### Problem to work on:
Pull every line containing "Save" from the entries.
=== Section Start ===
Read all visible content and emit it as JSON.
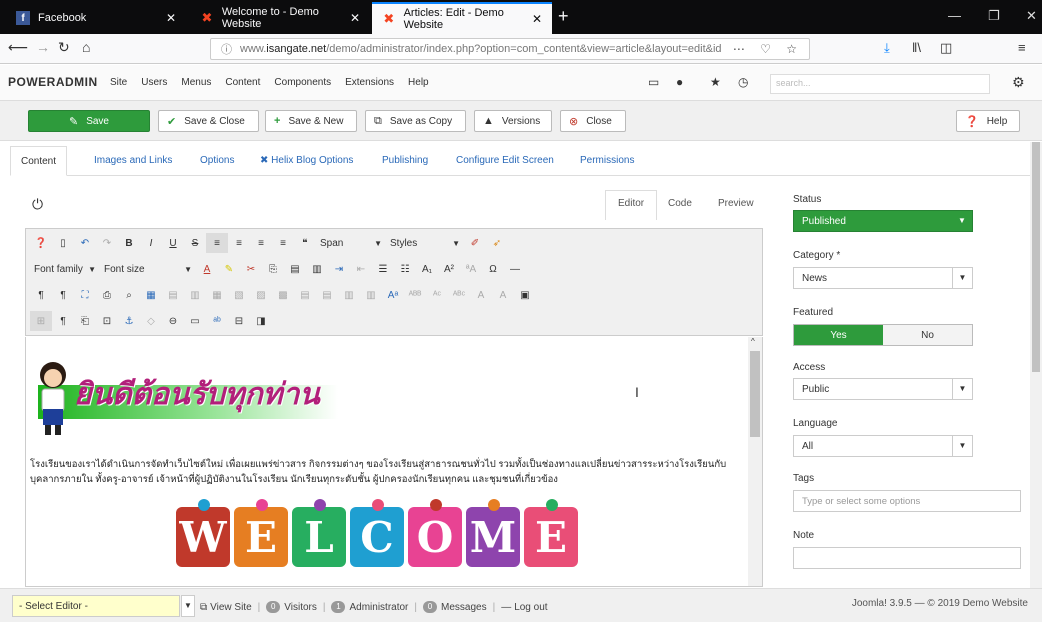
{
  "browser": {
    "tabs": [
      {
        "title": "Facebook",
        "icon": "facebook-icon"
      },
      {
        "title": "Welcome to - Demo Website",
        "icon": "joomla-icon"
      },
      {
        "title": "Articles: Edit - Demo Website",
        "icon": "joomla-icon"
      }
    ],
    "url_prefix": "www.",
    "url_domain": "isangate.net",
    "url_path": "/demo/administrator/index.php?option=com_content&view=article&layout=edit&id"
  },
  "header": {
    "brand": "POWERADMIN",
    "menu": [
      "Site",
      "Users",
      "Menus",
      "Content",
      "Components",
      "Extensions",
      "Help"
    ],
    "search_placeholder": "search..."
  },
  "toolbar": {
    "save": "Save",
    "save_close": "Save & Close",
    "save_new": "Save & New",
    "save_copy": "Save as Copy",
    "versions": "Versions",
    "close": "Close",
    "help": "Help"
  },
  "content_tabs": [
    "Content",
    "Images and Links",
    "Options",
    "Helix Blog Options",
    "Publishing",
    "Configure Edit Screen",
    "Permissions"
  ],
  "editor": {
    "modes": [
      "Editor",
      "Code",
      "Preview"
    ],
    "format_select": "Span",
    "styles_select": "Styles",
    "font_family": "Font family",
    "font_size": "Font size",
    "banner_text": "ยินดีต้อนรับทุกท่าน",
    "paragraph": "โรงเรียนของเราได้ดำเนินการจัดทำเว็บไซต์ใหม่ เพื่อเผยแพร่ข่าวสาร กิจกรรมต่างๆ ของโรงเรียนสู่สาธารณชนทั่วไป รวมทั้งเป็นช่องทางแลเปลี่ยนข่าวสารระหว่างโรงเรียนกับบุคลากรภายใน ทั้งครู-อาจารย์ เจ้าหน้าที่ผู้ปฏิบัติงานในโรงเรียน นักเรียนทุกระดับชั้น ผู้ปกครองนักเรียนทุกคน และชุมชนที่เกี่ยวข้อง",
    "welcome_letters": [
      "W",
      "E",
      "L",
      "C",
      "O",
      "M",
      "E"
    ],
    "welcome_colors": [
      "#c0392b",
      "#e67e22",
      "#27ae60",
      "#1f9fd1",
      "#e84393",
      "#8e44ad",
      "#e94e77"
    ]
  },
  "sidebar": {
    "status_label": "Status",
    "status_value": "Published",
    "category_label": "Category *",
    "category_value": "News",
    "featured_label": "Featured",
    "featured_yes": "Yes",
    "featured_no": "No",
    "access_label": "Access",
    "access_value": "Public",
    "language_label": "Language",
    "language_value": "All",
    "tags_label": "Tags",
    "tags_placeholder": "Type or select some options",
    "note_label": "Note"
  },
  "statusbar": {
    "select_editor": "- Select Editor -",
    "view_site": "View Site",
    "visitors_count": "0",
    "visitors": "Visitors",
    "admin_count": "1",
    "administrator": "Administrator",
    "messages_count": "0",
    "messages": "Messages",
    "logout": "Log out",
    "footer": "Joomla! 3.9.5 — © 2019 Demo Website"
  },
  "colors": {
    "primary_green": "#2e9b3c",
    "link_blue": "#2a69b8",
    "firefox_accent": "#0a84ff"
  }
}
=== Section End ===
### Exercise answer:
    "save": "Save",
    "save_close": "Save & Close",
    "save_new": "Save & New",
    "save_copy": "Save as Copy",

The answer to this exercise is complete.